Please reproduce the entries that follow, keeping each word intact.
------ Data in this exercise ------
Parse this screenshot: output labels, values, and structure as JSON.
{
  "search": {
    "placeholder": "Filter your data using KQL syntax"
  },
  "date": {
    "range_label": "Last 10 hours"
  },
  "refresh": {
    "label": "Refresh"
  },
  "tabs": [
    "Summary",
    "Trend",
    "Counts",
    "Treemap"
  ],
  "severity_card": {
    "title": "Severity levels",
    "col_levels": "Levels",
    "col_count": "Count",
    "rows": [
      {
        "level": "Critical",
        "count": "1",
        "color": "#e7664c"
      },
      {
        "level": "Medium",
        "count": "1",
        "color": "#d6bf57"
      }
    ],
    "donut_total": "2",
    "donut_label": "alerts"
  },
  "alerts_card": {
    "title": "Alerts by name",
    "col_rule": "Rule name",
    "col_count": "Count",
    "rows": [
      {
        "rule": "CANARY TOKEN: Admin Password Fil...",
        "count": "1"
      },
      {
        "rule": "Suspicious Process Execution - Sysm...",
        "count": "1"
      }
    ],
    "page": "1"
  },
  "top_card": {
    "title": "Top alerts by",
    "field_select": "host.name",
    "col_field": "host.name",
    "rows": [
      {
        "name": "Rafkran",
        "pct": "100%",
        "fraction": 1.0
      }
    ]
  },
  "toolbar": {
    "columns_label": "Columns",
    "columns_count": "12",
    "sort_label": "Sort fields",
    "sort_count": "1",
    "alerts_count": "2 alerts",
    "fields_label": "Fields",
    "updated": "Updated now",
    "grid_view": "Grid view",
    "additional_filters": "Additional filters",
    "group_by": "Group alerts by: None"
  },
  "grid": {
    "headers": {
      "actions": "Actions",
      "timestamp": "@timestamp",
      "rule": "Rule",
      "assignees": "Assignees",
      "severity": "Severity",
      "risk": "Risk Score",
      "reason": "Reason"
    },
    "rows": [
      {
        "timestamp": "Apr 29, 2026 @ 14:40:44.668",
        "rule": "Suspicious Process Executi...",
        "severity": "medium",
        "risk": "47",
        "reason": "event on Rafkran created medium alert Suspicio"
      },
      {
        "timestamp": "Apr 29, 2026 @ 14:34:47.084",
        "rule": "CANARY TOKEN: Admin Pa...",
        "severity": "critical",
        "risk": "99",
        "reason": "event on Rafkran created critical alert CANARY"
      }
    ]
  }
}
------
Answer to this task:
Parse this screenshot: output labels, values, and structure as JSON.
{
  "search": {
    "placeholder": "Filter your data using KQL syntax"
  },
  "date": {
    "range_label": "Last 10 hours"
  },
  "refresh": {
    "label": "Refresh"
  },
  "tabs": [
    "Summary",
    "Trend",
    "Counts",
    "Treemap"
  ],
  "severity_card": {
    "title": "Severity levels",
    "col_levels": "Levels",
    "col_count": "Count",
    "rows": [
      {
        "level": "Critical",
        "count": "1",
        "color": "#e7664c"
      },
      {
        "level": "Medium",
        "count": "1",
        "color": "#d6bf57"
      }
    ],
    "donut_total": "2",
    "donut_label": "alerts"
  },
  "alerts_card": {
    "title": "Alerts by name",
    "col_rule": "Rule name",
    "col_count": "Count",
    "rows": [
      {
        "rule": "CANARY TOKEN: Admin Password Fil...",
        "count": "1"
      },
      {
        "rule": "Suspicious Process Execution - Sysm...",
        "count": "1"
      }
    ],
    "page": "1"
  },
  "top_card": {
    "title": "Top alerts by",
    "field_select": "host.name",
    "col_field": "host.name",
    "rows": [
      {
        "name": "Rafkran",
        "pct": "100%",
        "fraction": 1.0
      }
    ]
  },
  "toolbar": {
    "columns_label": "Columns",
    "columns_count": "12",
    "sort_label": "Sort fields",
    "sort_count": "1",
    "alerts_count": "2 alerts",
    "fields_label": "Fields",
    "updated": "Updated now",
    "grid_view": "Grid view",
    "additional_filters": "Additional filters",
    "group_by": "Group alerts by: None"
  },
  "grid": {
    "headers": {
      "actions": "Actions",
      "timestamp": "@timestamp",
      "rule": "Rule",
      "assignees": "Assignees",
      "severity": "Severity",
      "risk": "Risk Score",
      "reason": "Reason"
    },
    "rows": [
      {
        "timestamp": "Apr 29, 2026 @ 14:40:44.668",
        "rule": "Suspicious Process Executi...",
        "severity": "medium",
        "risk": "47",
        "reason": "event on Rafkran created medium alert Suspicio"
      },
      {
        "timestamp": "Apr 29, 2026 @ 14:34:47.084",
        "rule": "CANARY TOKEN: Admin Pa...",
        "severity": "critical",
        "risk": "99",
        "reason": "event on Rafkran created critical alert CANARY"
      }
    ]
  }
}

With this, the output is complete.